The procedure for implementing PAT brought about a need for further harmonisation, which still exists today, on the part of both industry and the authorities. This is particularly the case concerning the documentary evidence required in the authorisation process and in practice, and concerning the correlation between process measurement data and approval decisions. On the part of industry, there is sometimes the fear that the introduction of modern technologies would raise the standard of the authorisation procedure and the expectations of the regulatory authorities. In the past, this has caused industry to hold back from submitting new PAT applications, which is not a desirable outcome from the point of view of health protection and the necessity for the continual improvement of products and processes. Recognising the need to counteract this general reticence towards innovation, the FDA started a new initiative called Pharmaceutical CGMPs for the 21st Century: A Risk-Based Approach in August 2002. The FDA made PAT one of the central points of their GMP Initiative for the 21st Century and, in 2002, it founded an internal PAT working group to focus on this. In 2004, the FDA brought out its Guidance for Industry PAT - A Framework for Innovative Pharmaceutical Development, Manufacturing, and Quality Assurance, in which it sets out its ideas for the application of process-analytical technologies in the pharmaceutical industry (see chapter D.11 Guidance for Industry PAT -A Framework for Innovative Pharmaceutical Development, Manufacturing, and Quality Assurance).
At the European level, a PAT working group composed of assessors from the regulatory authorities and GMP inspectors was established by the EMEA in 2003.
The objectives of the working group include the following:
- To determine the need to adapt the rules for the use of PAT technologies and, if necessary, to develop additional guidelines for the authorisation process and for inspections.

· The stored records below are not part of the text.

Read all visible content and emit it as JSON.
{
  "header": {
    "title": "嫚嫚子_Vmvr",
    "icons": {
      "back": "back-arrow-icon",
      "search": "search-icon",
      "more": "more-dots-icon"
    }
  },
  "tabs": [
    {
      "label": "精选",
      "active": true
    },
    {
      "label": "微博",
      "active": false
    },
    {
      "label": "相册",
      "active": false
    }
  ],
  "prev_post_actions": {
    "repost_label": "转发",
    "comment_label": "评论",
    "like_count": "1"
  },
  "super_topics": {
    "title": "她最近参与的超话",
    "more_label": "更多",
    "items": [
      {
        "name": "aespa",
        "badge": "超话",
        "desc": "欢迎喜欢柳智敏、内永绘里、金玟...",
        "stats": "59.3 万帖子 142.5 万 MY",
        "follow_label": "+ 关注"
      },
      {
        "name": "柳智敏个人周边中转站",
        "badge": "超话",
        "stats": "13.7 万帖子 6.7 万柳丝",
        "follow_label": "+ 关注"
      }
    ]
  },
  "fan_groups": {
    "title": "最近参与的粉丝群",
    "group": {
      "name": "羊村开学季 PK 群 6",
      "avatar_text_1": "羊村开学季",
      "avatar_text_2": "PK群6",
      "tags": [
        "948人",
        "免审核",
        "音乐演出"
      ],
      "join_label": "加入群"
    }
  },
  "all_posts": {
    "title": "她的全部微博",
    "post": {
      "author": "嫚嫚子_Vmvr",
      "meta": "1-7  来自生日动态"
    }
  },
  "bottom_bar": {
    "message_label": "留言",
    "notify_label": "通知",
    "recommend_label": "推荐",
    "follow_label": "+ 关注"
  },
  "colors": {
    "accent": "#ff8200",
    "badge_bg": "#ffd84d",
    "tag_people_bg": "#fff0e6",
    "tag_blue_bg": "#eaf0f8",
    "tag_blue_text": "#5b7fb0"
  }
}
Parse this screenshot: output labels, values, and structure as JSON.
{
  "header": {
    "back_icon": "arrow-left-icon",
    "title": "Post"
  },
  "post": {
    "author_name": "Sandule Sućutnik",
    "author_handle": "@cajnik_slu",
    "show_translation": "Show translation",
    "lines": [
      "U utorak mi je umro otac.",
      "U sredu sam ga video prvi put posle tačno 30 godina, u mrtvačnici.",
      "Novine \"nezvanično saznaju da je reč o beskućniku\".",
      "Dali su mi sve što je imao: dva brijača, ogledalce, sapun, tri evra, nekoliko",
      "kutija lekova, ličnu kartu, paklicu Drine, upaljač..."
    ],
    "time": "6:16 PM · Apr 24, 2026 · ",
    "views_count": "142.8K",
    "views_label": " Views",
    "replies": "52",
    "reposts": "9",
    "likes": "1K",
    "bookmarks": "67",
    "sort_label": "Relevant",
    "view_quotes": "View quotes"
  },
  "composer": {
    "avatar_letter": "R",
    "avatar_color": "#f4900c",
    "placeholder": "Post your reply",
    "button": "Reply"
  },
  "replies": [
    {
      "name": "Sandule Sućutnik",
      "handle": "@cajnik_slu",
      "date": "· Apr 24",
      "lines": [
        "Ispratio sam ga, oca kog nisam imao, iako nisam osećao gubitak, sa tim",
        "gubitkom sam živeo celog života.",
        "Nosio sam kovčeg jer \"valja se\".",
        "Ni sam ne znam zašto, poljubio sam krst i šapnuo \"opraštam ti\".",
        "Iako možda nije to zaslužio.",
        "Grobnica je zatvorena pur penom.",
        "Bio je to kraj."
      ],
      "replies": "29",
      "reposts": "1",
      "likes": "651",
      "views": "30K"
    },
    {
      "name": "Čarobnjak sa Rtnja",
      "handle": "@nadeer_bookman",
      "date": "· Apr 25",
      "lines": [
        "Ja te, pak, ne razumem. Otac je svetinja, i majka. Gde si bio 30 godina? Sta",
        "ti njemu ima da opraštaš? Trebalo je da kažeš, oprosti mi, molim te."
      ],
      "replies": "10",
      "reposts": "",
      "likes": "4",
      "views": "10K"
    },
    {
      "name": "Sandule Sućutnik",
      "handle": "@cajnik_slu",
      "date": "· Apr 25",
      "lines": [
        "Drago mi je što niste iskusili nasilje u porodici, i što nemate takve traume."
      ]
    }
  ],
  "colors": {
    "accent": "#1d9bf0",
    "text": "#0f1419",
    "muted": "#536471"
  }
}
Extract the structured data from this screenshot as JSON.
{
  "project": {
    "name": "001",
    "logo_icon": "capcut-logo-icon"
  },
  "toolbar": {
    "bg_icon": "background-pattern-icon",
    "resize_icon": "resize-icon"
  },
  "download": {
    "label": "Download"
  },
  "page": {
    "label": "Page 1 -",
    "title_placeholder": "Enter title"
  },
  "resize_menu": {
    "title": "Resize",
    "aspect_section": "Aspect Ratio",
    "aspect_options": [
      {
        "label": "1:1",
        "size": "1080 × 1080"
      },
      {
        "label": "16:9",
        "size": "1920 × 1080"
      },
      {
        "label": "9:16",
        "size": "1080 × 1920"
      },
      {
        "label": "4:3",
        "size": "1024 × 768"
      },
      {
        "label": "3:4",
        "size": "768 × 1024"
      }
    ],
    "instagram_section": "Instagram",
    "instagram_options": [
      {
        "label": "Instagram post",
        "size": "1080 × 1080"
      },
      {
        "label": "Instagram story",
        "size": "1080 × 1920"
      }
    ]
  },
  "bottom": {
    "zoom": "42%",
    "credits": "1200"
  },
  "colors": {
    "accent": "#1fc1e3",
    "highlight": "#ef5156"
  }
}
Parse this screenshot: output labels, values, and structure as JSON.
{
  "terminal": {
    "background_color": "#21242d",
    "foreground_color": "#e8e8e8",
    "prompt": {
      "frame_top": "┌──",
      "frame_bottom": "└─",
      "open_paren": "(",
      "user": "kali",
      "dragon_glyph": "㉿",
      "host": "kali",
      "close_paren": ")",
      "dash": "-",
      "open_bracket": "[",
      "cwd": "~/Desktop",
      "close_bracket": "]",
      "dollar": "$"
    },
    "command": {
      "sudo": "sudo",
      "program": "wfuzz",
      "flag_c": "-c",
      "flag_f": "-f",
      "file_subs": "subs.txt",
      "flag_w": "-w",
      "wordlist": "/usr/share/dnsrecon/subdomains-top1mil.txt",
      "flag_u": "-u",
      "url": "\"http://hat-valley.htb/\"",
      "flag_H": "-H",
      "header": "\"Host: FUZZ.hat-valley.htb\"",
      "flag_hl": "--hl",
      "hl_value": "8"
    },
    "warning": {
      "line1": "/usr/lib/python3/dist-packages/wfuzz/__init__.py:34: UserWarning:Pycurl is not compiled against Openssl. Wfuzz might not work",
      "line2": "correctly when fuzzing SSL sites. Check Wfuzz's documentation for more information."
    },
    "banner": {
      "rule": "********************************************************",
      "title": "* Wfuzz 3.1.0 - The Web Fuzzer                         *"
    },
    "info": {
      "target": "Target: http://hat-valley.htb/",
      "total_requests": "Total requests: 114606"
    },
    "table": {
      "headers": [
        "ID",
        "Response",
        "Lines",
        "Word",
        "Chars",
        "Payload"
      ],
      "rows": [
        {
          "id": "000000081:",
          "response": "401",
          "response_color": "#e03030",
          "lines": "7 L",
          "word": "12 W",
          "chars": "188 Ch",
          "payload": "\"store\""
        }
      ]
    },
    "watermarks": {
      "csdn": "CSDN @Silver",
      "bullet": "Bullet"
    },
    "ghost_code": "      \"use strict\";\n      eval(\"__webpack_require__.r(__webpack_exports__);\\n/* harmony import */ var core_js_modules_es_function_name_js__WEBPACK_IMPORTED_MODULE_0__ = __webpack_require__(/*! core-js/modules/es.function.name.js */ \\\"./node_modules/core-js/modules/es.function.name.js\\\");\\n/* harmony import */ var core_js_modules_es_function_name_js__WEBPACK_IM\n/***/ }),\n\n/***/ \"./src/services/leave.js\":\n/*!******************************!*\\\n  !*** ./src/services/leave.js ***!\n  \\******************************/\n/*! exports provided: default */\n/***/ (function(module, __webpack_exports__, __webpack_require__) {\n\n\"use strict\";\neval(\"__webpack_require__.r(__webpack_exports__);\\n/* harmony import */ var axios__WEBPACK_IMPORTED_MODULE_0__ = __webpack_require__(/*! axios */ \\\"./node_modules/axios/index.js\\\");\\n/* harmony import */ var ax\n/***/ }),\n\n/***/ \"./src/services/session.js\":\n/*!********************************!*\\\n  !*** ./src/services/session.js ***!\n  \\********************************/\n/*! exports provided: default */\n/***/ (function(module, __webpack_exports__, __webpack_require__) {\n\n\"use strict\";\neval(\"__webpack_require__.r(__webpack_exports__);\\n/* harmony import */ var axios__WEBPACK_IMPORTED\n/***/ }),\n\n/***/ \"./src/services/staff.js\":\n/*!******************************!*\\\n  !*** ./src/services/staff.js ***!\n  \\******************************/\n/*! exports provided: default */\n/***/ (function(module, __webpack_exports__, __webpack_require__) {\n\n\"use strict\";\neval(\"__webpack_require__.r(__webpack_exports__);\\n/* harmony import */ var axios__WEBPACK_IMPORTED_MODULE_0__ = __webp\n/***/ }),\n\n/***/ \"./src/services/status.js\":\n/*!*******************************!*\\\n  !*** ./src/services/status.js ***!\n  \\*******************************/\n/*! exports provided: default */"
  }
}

- To define approval procedures in connection with the application of PAT
- To coordinate the sampling and investigation procedures of the official investigation centres (OMCLs) in connection with PAT
- To develop procedures for analysis during the authorisation process and inspections using models of application files for marketing authorisation for PAT applications
- To ensure a regular exchange of experiences with EDQM and FDA
At EU level, there is already an array of relevant rules for PAT which must be observed during implementation and application:
- Development of Pharmaceutics (CPMP/QWP/054/98)
- Note for Guidance on Parametric Release (CPMP/QWP/3015/99)
- Annex 17 to the EU-GMP Guideline (see chapter C.6.17 Annex 17 Final version - Parametric Release)
- Note for Guidance on Near infrared spectroscopy (CPMP/QWP/3309/01)
The EMEA PAT working group has also published a Reflection Paper, which contains information about the necessary chemical, pharmaceutical and biological data in the application file for marketing authorisation (Common Technical Document, CTD) for PAT applications. The EMEA homepage also contains a Questions and Answers section in which general interest questions about PAT applications are answered.
Industry also established PAT working groups at an early stage, e.g. the European working group of the EFPIA (European Federation of Pharmaceutical Industries and Associations) and the PAT working groups of the ISPE (International Society for Pharmaceutical Engineering) and the ASTM (American Society for Testing and Materials).